HSBC denied claims on Friday that it had exerted pressure on a contractor to remove an employee who had called for the formation of a banking and finance industry trade union in Hong Kong.
The bank issued a clarification to the media and an internal memo to staff hours before dozens of protesters gathered across from its Hong Kong headquarters in Chater Garden, Central to support Nathan Leung Lai-pong, 38, who said he was asked to transfer from HSBC where he had worked as a guest service officer since May 2018.
Leung, who is employed by HSBC contractor Compass Group, said he was asked to move from the bank on September 5 after he joined a general strike associated with the ongoing anti-government protests and had called for the setting up of a banking union two days earlier.
He said the transfer request was tantamount to “dismissal”.
“HSBC pressured the outsourcing company to fire me, but they avoided using the word ‘fire’. They used the word ‘transfer’ to give me a post in another company. In reality, that was attacking my right to form an HSBC union,” he said.
“They claimed I exposed the confidentiality of the bank and offered me an alternative post to keep me quiet, but that is not a deal I want to take.”
But a spokeswoman for the bank rejected his claims. “Leung is not and never has been an employee of HSBC,” she said.
An internal memo sent to HSBC staff on Friday and seen by the Post said Leung’s allegations about his dismissal from the bank were misleading.
“Leung is currently employed by Compass Group, which provides facilities management services in its clients’ offices and is not owned by HSBC,” it read.
“HSBC is not involved in the decision about where employees of Compass are asked to work.”
The company said it would continue to monitor developments and reserved all its rights if Leung persisted in making misleading statements about the bank. A source at HSBC said the bank did not pressure Compass Group Hong Kong to dismiss him.
In a memo released on Friday afternoon, Compass confirmed it provided services to HSBC and said Leung was still employed at the company.
“As a usual practice, it is at the company’s discretion to deploy employees to work on the premises of different clients from time to time. This forms part of our contractual terms with employees and there are no attached conditions to any such deployments,” the statement said.
Former lawmaker “Long Hair” Leung Kwok-hung, who attended the rally, said suppressing the joining of strikes and forming of trade unions violated provisions in the Basic Law, the city’s mini-constitution.
“I urge workers in Hong Kong and workers around the world to support the struggle of their brothers and sisters in Hong Kong to exercise their labour rights,” he said.
More from South China Morning Post:
- Ex-World Bank chief Robert Zoellick says Hong Kong leaders have lost touch, warns of ‘dangerous situation’
- Chinese internet users call for boycott of BNP Paribas over worker’s support for Hong Kong protest
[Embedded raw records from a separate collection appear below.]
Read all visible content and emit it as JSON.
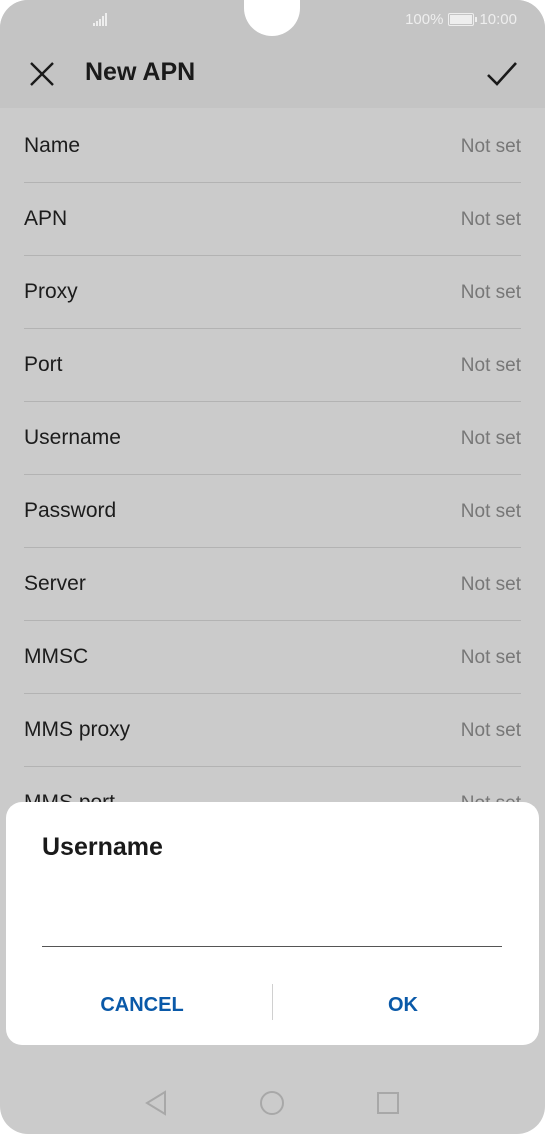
{
  "status_bar": {
    "battery_text": "100%",
    "time": "10:00"
  },
  "header": {
    "title": "New APN",
    "close_icon": "close-icon",
    "confirm_icon": "check-icon"
  },
  "fields": [
    {
      "label": "Name",
      "value": "Not set"
    },
    {
      "label": "APN",
      "value": "Not set"
    },
    {
      "label": "Proxy",
      "value": "Not set"
    },
    {
      "label": "Port",
      "value": "Not set"
    },
    {
      "label": "Username",
      "value": "Not set"
    },
    {
      "label": "Password",
      "value": "Not set"
    },
    {
      "label": "Server",
      "value": "Not set"
    },
    {
      "label": "MMSC",
      "value": "Not set"
    },
    {
      "label": "MMS proxy",
      "value": "Not set"
    },
    {
      "label": "MMS port",
      "value": "Not set"
    }
  ],
  "dialog": {
    "title": "Username",
    "input_value": "",
    "cancel_label": "CANCEL",
    "ok_label": "OK"
  },
  "navbar": {
    "back_icon": "back-triangle-icon",
    "home_icon": "home-circle-icon",
    "recents_icon": "recents-square-icon"
  },
  "colors": {
    "accent": "#0a59a8",
    "overlay_background": "#cbcbcb",
    "dialog_background": "#ffffff"
  }
}
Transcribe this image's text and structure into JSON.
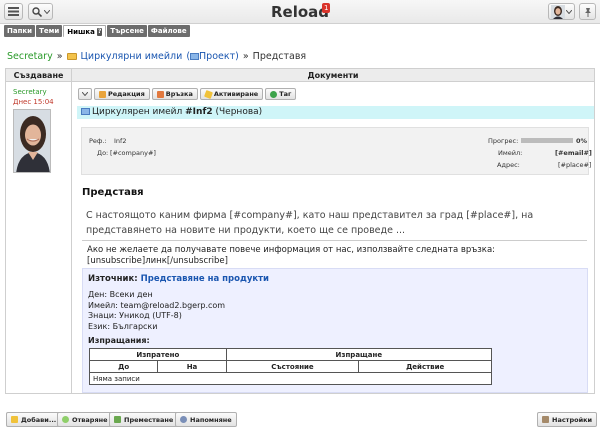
{
  "header": {
    "app_title": "Reload",
    "notification_count": "1"
  },
  "tabs": [
    {
      "label": "Папки"
    },
    {
      "label": "Теми"
    },
    {
      "label": "Нишка",
      "badge": "?"
    },
    {
      "label": "Търсене"
    },
    {
      "label": "Файлове"
    }
  ],
  "breadcrumb": {
    "root": "Secretary",
    "folder": "Циркулярни имейли",
    "project": "Проект",
    "current": "Представя",
    "sep": "»"
  },
  "columns": {
    "left": "Създаване",
    "right": "Документи"
  },
  "author": {
    "name": "Secretary",
    "date": "Днес 15:04"
  },
  "toolbar": {
    "edit": "Редакция",
    "link": "Връзка",
    "activate": "Активиране",
    "tag": "Таг"
  },
  "document": {
    "type_label": "Циркулярен имейл",
    "number": "#Inf2",
    "status": "(Чернова)",
    "ref_label": "Реф.:",
    "ref_value": "Inf2",
    "to_label": "До:",
    "to_value": "[#company#]",
    "progress_label": "Прогрес:",
    "progress_percent": "0%",
    "progress_value": 0,
    "email_label": "Имейл:",
    "email_value": "[#email#]",
    "address_label": "Адрес:",
    "address_value": "[#place#]"
  },
  "content": {
    "heading": "Представя",
    "body": "С настоящото каним фирма [#company#], като наш представител за град [#place#], на представянето на новите ни продукти, което ще се проведе ...",
    "unsubscribe_line1": "Ако не желаете да получавате повече информация от нас, използвайте следната връзка:",
    "unsubscribe_line2": "[unsubscribe]линк[/unsubscribe]"
  },
  "source": {
    "label": "Източник:",
    "name": "Представяне на продукти",
    "day": "Ден: Всеки ден",
    "email": "Имейл: team@reload2.bgerp.com",
    "charset": "Знаци: Уникод (UTF-8)",
    "language": "Език: Български",
    "sent_label": "Изпращания:"
  },
  "sent_table": {
    "group_sent": "Изпратено",
    "group_sending": "Изпращане",
    "col_from": "До",
    "col_to": "На",
    "col_state": "Състояние",
    "col_action": "Действие",
    "empty": "Няма записи"
  },
  "bottom": {
    "add": "Добави...",
    "open": "Отваряне",
    "move": "Преместване",
    "remind": "Напомняне",
    "settings": "Настройки"
  },
  "colors": {
    "accent_link": "#1a56b0",
    "secretary_green": "#2a9a2a",
    "date_red": "#c0392b",
    "title_bg": "#cff5f8",
    "source_bg": "#eef0ff"
  }
}
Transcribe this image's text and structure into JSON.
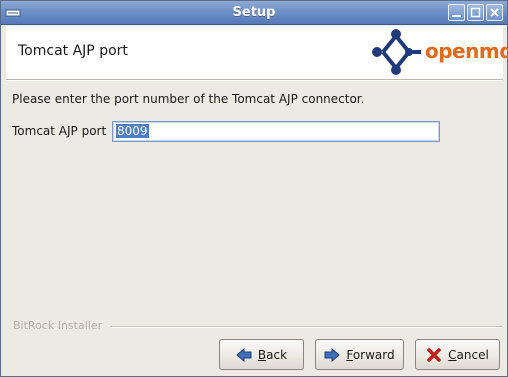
{
  "window": {
    "title": "Setup"
  },
  "header": {
    "title": "Tomcat AJP port",
    "logo": {
      "part1": "open",
      "part2": "mdx"
    }
  },
  "main": {
    "prompt": "Please enter the port number of the Tomcat AJP connector.",
    "port_label": "Tomcat AJP port",
    "port_value": "8009"
  },
  "footer": {
    "installer_label": "BitRock Installer"
  },
  "buttons": {
    "back": {
      "accel": "B",
      "rest": "ack"
    },
    "forward": {
      "accel": "F",
      "rest": "orward"
    },
    "cancel": {
      "accel": "C",
      "rest": "ancel"
    }
  },
  "colors": {
    "accent_blue": "#1e3a7b",
    "logo_orange": "#e26a1b",
    "cancel_red": "#c0201b"
  }
}
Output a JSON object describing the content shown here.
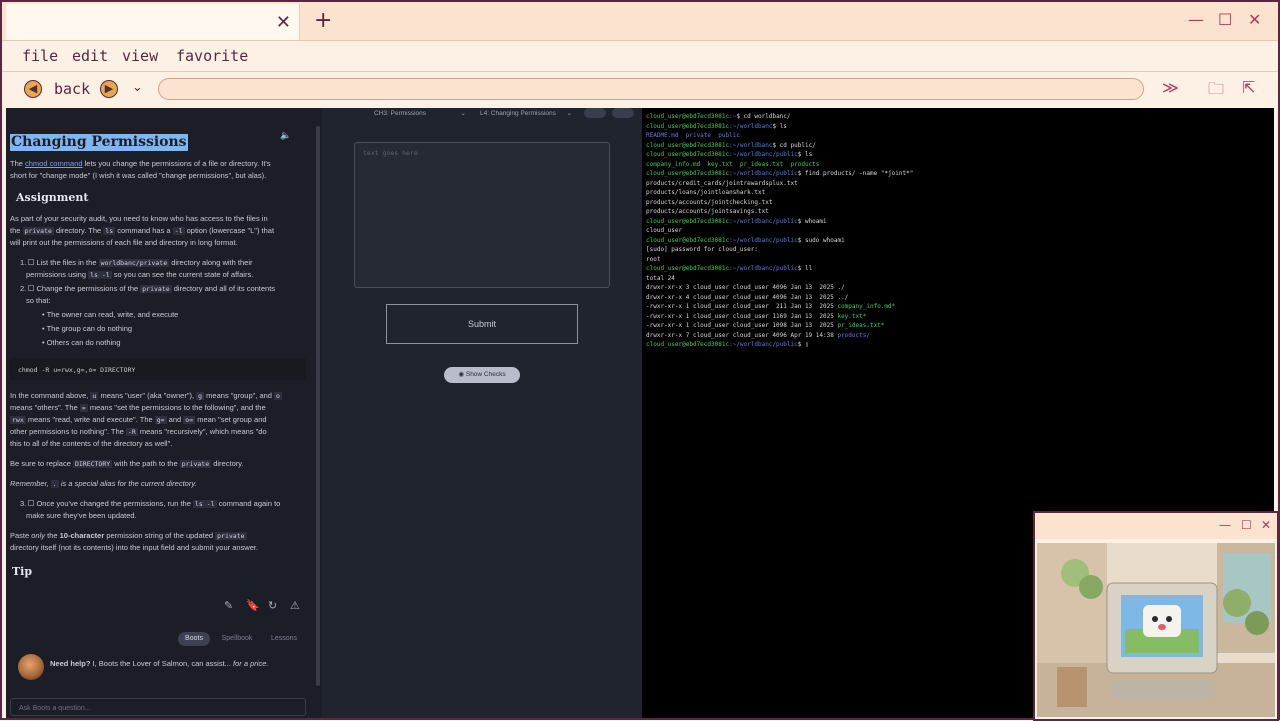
{
  "browser": {
    "window_controls": {
      "minimize": "—",
      "maximize": "☐",
      "close": "✕"
    },
    "tab_close": "✕",
    "new_tab": "+",
    "menu": [
      "file",
      "edit",
      "view",
      "favorite"
    ],
    "nav": {
      "back_label": "back",
      "forward_icon": "➔",
      "dropdown_icon": "⌄",
      "fast_forward_icon": "≫",
      "folder_icon": "🗀",
      "extension_icon": "⇱"
    },
    "accent_color": "#5a2740",
    "icon_accent": "#b23a5a"
  },
  "lesson": {
    "title": "Changing Permissions",
    "speaker_icon": "🔈",
    "intro": {
      "pre": "The ",
      "link": "chmod command",
      "post1": " lets you change the permissions of a file or directory. It's",
      "line2": "short for \"change mode\" (I wish it was called \"change permissions\", but alas)."
    },
    "assignment_heading": "Assignment",
    "assignment_lines": [
      "As part of your security audit, you need to know who has access to the files in",
      "the",
      "private",
      "directory. The",
      "ls",
      "command has a",
      "-l",
      "option (lowercase \"L\") that",
      "will print out the permissions of each file and directory in long format."
    ],
    "step1": {
      "num": "1.",
      "pre": "List the files in the ",
      "code": "worldbanc/private",
      "post": " directory along with their",
      "line2pre": "permissions using ",
      "code2": "ls -l",
      "line2post": " so you can see the current state of affairs."
    },
    "step2": {
      "num": "2.",
      "pre": "Change the permissions of the ",
      "code": "private",
      "post": " directory and all of its contents",
      "line2": "so that:"
    },
    "bullets": [
      "The owner can read, write, and execute",
      "The group can do nothing",
      "Others can do nothing"
    ],
    "command": "chmod -R u=rwx,g=,o= DIRECTORY",
    "explain": {
      "l1a": "In the command above, ",
      "u": "u",
      "l1b": " means \"user\" (aka \"owner\"), ",
      "g": "g",
      "l1c": " means \"group\", and ",
      "o": "o",
      "l2a": "means \"others\". The ",
      "eq": "=",
      "l2b": " means \"set the permissions to the following\", and the",
      "rwx": "rwx",
      "l3a": " means \"read, write and execute\". The ",
      "geq": "g=",
      "and": " and ",
      "oeq": "o=",
      "l3b": " mean \"set group and",
      "l4a": "other permissions to nothing\". The ",
      "R": "-R",
      "l4b": " means \"recursively\", which means \"do",
      "l5": "this to all of the contents of the directory as well\"."
    },
    "replace": {
      "pre": "Be sure to replace ",
      "code1": "DIRECTORY",
      "mid": " with the path to the ",
      "code2": "private",
      "post": " directory."
    },
    "remember": {
      "pre": "Remember, ",
      "code": ".",
      "post": " is a special alias for the current directory."
    },
    "step3": {
      "num": "3.",
      "pre": "Once you've changed the permissions, run the ",
      "code": "ls -l",
      "post": " command again to",
      "line2": "make sure they've been updated."
    },
    "paste": {
      "pre": "Paste ",
      "only": "only",
      "mid": " the ",
      "bold": "10-character",
      "post": " permission string of the updated ",
      "code": "private",
      "line2": "directory itself (not its contents) into the input field and submit your answer."
    },
    "tip_heading": "Tip",
    "action_icons": [
      "✎",
      "🔖",
      "↻",
      "⚠"
    ],
    "assistant_tabs": [
      "Boots",
      "Spellbook",
      "Lessons"
    ],
    "help": {
      "bold": "Need help?",
      "text": " I, Boots the Lover of Salmon, can assist... ",
      "italic": "for a price."
    },
    "ask_placeholder": "Ask Boots a question..."
  },
  "exercise": {
    "chapter_select": "CH3: Permissions",
    "lesson_select": "L4: Changing Permissions",
    "textarea_placeholder": "text goes here",
    "submit_label": "Submit",
    "show_checks_label": "Show Checks"
  },
  "terminal": {
    "host": "cloud_user@ebd7ecd3081c",
    "lines": [
      {
        "prompt": "cloud_user@ebd7ecd3081c",
        "path": ":~",
        "cmd": "$ cd worldbanc/"
      },
      {
        "prompt": "cloud_user@ebd7ecd3081c",
        "path": ":~/worldbanc",
        "cmd": "$ ls"
      },
      {
        "out_dirs": "README.md  private  public"
      },
      {
        "prompt": "cloud_user@ebd7ecd3081c",
        "path": ":~/worldbanc",
        "cmd": "$ cd public/"
      },
      {
        "prompt": "cloud_user@ebd7ecd3081c",
        "path": ":~/worldbanc/public",
        "cmd": "$ ls"
      },
      {
        "out_files": "company_info.md  key.txt  pr_ideas.txt  products"
      },
      {
        "prompt": "cloud_user@ebd7ecd3081c",
        "path": ":~/worldbanc/public",
        "cmd": "$ find products/ -name \"*joint*\""
      },
      {
        "out": "products/credit_cards/jointrewardsplux.txt"
      },
      {
        "out": "products/loans/jointloanshark.txt"
      },
      {
        "out": "products/accounts/jointchecking.txt"
      },
      {
        "out": "products/accounts/jointsavings.txt"
      },
      {
        "prompt": "cloud_user@ebd7ecd3081c",
        "path": ":~/worldbanc/public",
        "cmd": "$ whoami"
      },
      {
        "out": "cloud_user"
      },
      {
        "prompt": "cloud_user@ebd7ecd3081c",
        "path": ":~/worldbanc/public",
        "cmd": "$ sudo whoami"
      },
      {
        "out": "[sudo] password for cloud_user:"
      },
      {
        "out": "root"
      },
      {
        "prompt": "cloud_user@ebd7ecd3081c",
        "path": ":~/worldbanc/public",
        "cmd": "$ ll"
      },
      {
        "out": "total 24"
      },
      {
        "ls_pre": "drwxr-xr-x 3 cloud_user cloud_user 4096 Jan 13  2025 ",
        "ls_name": "./",
        "ls_type": "plain"
      },
      {
        "ls_pre": "drwxr-xr-x 4 cloud_user cloud_user 4096 Jan 13  2025 ",
        "ls_name": "../",
        "ls_type": "plain"
      },
      {
        "ls_pre": "-rwxr-xr-x 1 cloud_user cloud_user  211 Jan 13  2025 ",
        "ls_name": "company_info.md*",
        "ls_type": "exe"
      },
      {
        "ls_pre": "-rwxr-xr-x 1 cloud_user cloud_user 1169 Jan 13  2025 ",
        "ls_name": "key.txt*",
        "ls_type": "exe"
      },
      {
        "ls_pre": "-rwxr-xr-x 1 cloud_user cloud_user 1098 Jan 13  2025 ",
        "ls_name": "pr_ideas.txt*",
        "ls_type": "exe"
      },
      {
        "ls_pre": "drwxr-xr-x 7 cloud_user cloud_user 4096 Apr 19 14:38 ",
        "ls_name": "products/",
        "ls_type": "dir"
      },
      {
        "prompt": "cloud_user@ebd7ecd3081c",
        "path": ":~/worldbanc/public",
        "cmd": "$ "
      }
    ]
  },
  "pip": {
    "controls": {
      "minimize": "—",
      "maximize": "☐",
      "close": "✕"
    }
  }
}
- HSBC chairman Mark Tucker condemns violent protests in Hong Kong
- Second Hong Kong customs officer arrested over protest-related offence, bringing tally of disciplinary services staff detained amid unrest to four